It’s the reason this conversation is even a thing.
Netflix vs anime is like a new search engine vs Google.
It’s not just the fact Netflix can’t make anime better than the Japanese… It’s more than that.
And that leads to my next point.
3. Cultural awareness and differences
Netflix had one goal when they started investing in anime: make
For the most part – the people trying to make this happen aren’t of the culture and aren’t about the culture.
Cultural awareness of Japan, anime, the nuances of that culture and what it is fans want in an anime…. These are things Netflix doesn’t understand.
Wrapping your head around another culture, and trying to take what they’ve done and create an equally good or better version of that product is hard.
We see the same thing with the Hip Hop industry.
In the UK we have UK hip hop. Or rap. Whatever word you wanna use.
Despite how well it’s doing here, it’ll never outdo US hip hop (the original).
Same is true for J-pop and K-pop.
The cultural differences are too different and it’s easy to notice. And that’s why it’ll never give you the exact same feeling no matter how good it is.
And that’s why it ends up “not” as or more successful.
That’s what I feel.
4. Anime is just an “addition” to their catalogue
Netflix is a media company. A streaming company. They’re not niche, they’re broad and general.
They air a massive range of shows from all kinds of genres and cultures. They’re not specific in what they serve.
In this way they’re not a “anime. Or any other equivalent you can think of.
Netflix wants to air great, original shows across the board. And Anime is just an extra to fill up their catalogue.

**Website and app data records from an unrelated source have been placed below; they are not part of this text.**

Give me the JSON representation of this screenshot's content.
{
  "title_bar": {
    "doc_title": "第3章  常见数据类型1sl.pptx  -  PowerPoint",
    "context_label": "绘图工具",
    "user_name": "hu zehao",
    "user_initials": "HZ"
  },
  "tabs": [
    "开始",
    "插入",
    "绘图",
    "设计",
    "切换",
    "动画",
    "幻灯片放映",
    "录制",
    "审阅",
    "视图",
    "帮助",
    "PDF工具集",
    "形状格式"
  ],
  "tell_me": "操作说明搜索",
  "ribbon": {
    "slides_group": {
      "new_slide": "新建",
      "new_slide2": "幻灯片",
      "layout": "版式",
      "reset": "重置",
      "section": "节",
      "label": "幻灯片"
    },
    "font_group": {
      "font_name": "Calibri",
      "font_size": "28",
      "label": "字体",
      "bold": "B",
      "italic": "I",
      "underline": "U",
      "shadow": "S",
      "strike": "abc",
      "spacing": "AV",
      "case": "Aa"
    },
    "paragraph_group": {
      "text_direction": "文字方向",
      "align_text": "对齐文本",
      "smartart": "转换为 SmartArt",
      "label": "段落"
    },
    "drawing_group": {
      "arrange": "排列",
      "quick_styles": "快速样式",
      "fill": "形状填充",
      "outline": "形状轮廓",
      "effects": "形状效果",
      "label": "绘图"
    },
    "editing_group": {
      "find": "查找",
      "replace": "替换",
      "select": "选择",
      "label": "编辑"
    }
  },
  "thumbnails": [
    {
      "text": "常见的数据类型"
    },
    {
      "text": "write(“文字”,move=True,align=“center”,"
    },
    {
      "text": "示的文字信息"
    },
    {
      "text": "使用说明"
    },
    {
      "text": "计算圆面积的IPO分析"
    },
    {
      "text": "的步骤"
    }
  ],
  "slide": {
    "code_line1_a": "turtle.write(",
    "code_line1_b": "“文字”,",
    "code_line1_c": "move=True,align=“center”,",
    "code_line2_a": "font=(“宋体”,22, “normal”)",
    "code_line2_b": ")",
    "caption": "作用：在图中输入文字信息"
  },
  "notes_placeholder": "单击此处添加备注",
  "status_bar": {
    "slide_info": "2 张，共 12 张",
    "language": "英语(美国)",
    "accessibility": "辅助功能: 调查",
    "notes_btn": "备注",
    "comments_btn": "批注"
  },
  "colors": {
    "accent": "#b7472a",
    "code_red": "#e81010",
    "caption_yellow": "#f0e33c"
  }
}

If the anime industry were to collapse today, Netflix would go about their business as usual. It’s not crucial enough that they’d panic if the industry fell apart.
It’s this distinction that makes my point loud and clear about Netflix and anime.
Adding anime to their catalogue is a business move, but it’s also not so relevant that they NEED it.
And that commitment shows in the quality of their final product when creating original anime.
5. Netflix has put themselves in a box
We all know how politically correct, so called “WOKE” and entitled the loud minority can be in the USA.
All this cancel culture and people wanting companies to pander to their feelings is out of control.
Media companies like Netflix are affected by it.
It’s the reason why Disney, Hollywood and so on have shows that are absolute dog sh*t because it’s so fluffy and sugar-coated.
This mentality puts them in a box they can’t crawl out of.
Netflix is the same in this way.
Recently they censored Cowboy Bebop and threw in political correctness when it didn’t need to be there.
Cowboy Bebop is a
This is part of the box I’m talking about when I say Netflix has put themselves in a box.
Creatively they’ll limit themselves because of so called “pressure” from this loud minority group of SJW’S who aren’t even customers.
If they limit themselves and avoid challenging themselves out of fear with anime, at some point they’ll put a nail in the coffin.
These types of anime they produce could end up the way Disney films have.
In the end, it’s a mindset issue more than anything else.
Netflix’s best idea is to license and if they do produce in-house, they should bring on Japanese animators, creators and directors.
That way, they can work alongside each other and bring something fresh to the table that has a better chance of succeeding.
Similar to Crunchyroll with Tower of God.
What do you think about Netflix in the anime industry?